[Dataset entries]

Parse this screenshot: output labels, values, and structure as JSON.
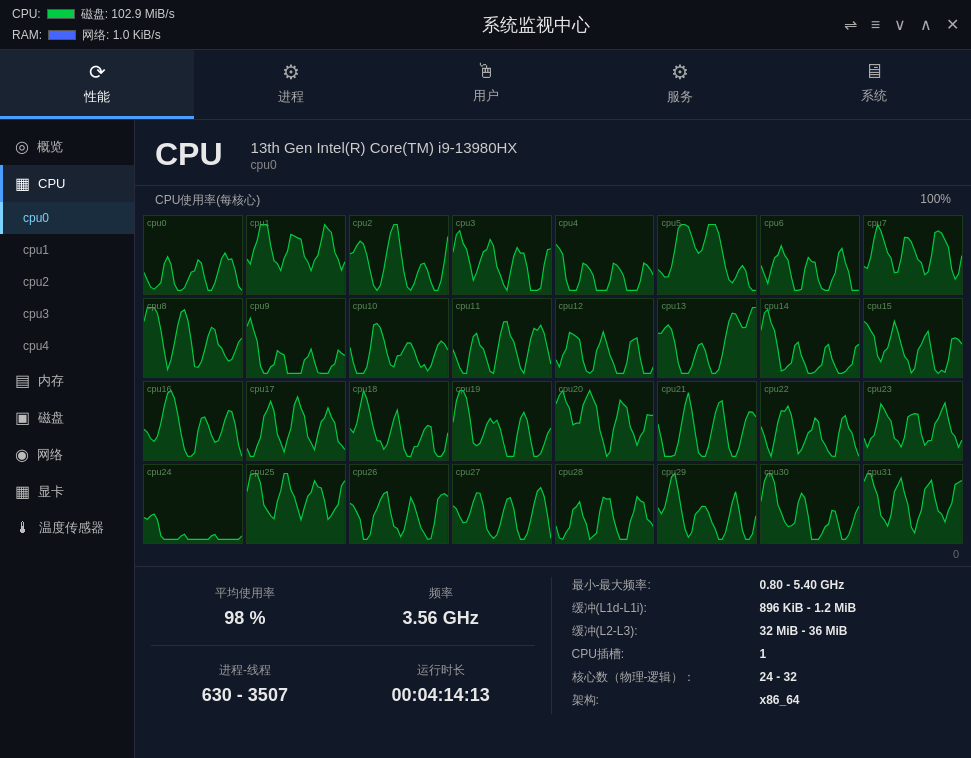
{
  "topbar": {
    "title": "系统监视中心",
    "cpu_label": "CPU:",
    "ram_label": "RAM:",
    "disk_stat": "磁盘: 102.9 MiB/s",
    "net_stat": "网络: 1.0 KiB/s"
  },
  "tabs": [
    {
      "label": "性能",
      "icon": "⟳",
      "active": true
    },
    {
      "label": "进程",
      "icon": "⚙"
    },
    {
      "label": "用户",
      "icon": "🖱"
    },
    {
      "label": "服务",
      "icon": "⚙"
    },
    {
      "label": "系统",
      "icon": "🖥"
    }
  ],
  "sidebar": {
    "items": [
      {
        "label": "概览",
        "icon": "◎",
        "active": false
      },
      {
        "label": "CPU",
        "icon": "▦",
        "active": true
      },
      {
        "label": "cpu0",
        "sub": true,
        "active": true
      },
      {
        "label": "cpu1",
        "sub": true
      },
      {
        "label": "cpu2",
        "sub": true
      },
      {
        "label": "cpu3",
        "sub": true
      },
      {
        "label": "cpu4",
        "sub": true
      },
      {
        "label": "内存",
        "icon": "▤"
      },
      {
        "label": "磁盘",
        "icon": "▣"
      },
      {
        "label": "网络",
        "icon": "◉"
      },
      {
        "label": "显卡",
        "icon": "▦"
      },
      {
        "label": "温度传感器",
        "icon": "🌡"
      }
    ]
  },
  "cpu": {
    "title": "CPU",
    "model": "13th Gen Intel(R) Core(TM) i9-13980HX",
    "submodel": "cpu0",
    "usage_label": "CPU使用率(每核心)",
    "percent_max": "100%",
    "zero": "0",
    "cores": [
      "cpu0",
      "cpu1",
      "cpu2",
      "cpu3",
      "cpu4",
      "cpu5",
      "cpu6",
      "cpu7",
      "cpu8",
      "cpu9",
      "cpu10",
      "cpu11",
      "cpu12",
      "cpu13",
      "cpu14",
      "cpu15",
      "cpu16",
      "cpu17",
      "cpu18",
      "cpu19",
      "cpu20",
      "cpu21",
      "cpu22",
      "cpu23",
      "cpu24",
      "cpu25",
      "cpu26",
      "cpu27",
      "cpu28",
      "cpu29",
      "cpu30",
      "cpu31"
    ]
  },
  "stats": {
    "avg_label": "平均使用率",
    "avg_value": "98 %",
    "freq_label": "频率",
    "freq_value": "3.56 GHz",
    "proc_label": "进程-线程",
    "proc_value": "630 - 3507",
    "uptime_label": "运行时长",
    "uptime_value": "00:04:14:13",
    "info": [
      {
        "key": "最小-最大频率:",
        "val": "0.80 - 5.40 GHz"
      },
      {
        "key": "缓冲(L1d-L1i):",
        "val": "896 KiB - 1.2 MiB"
      },
      {
        "key": "缓冲(L2-L3):",
        "val": "32 MiB - 36 MiB"
      },
      {
        "key": "CPU插槽:",
        "val": "1"
      },
      {
        "key": "核心数（物理-逻辑）：",
        "val": "24 - 32"
      },
      {
        "key": "架构:",
        "val": "x86_64"
      }
    ]
  }
}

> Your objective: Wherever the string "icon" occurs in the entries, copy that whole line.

> Result of the task:
      "icon": "⟳",
      "icon": "⚙"
      "icon": "🖱"
      "icon": "⚙"
      "icon": "🖥"
        "icon": "◎",
        "icon": "▦",
        "icon": "▤"
        "icon": "▣"
        "icon": "◉"
        "icon": "▦"
        "icon": "🌡"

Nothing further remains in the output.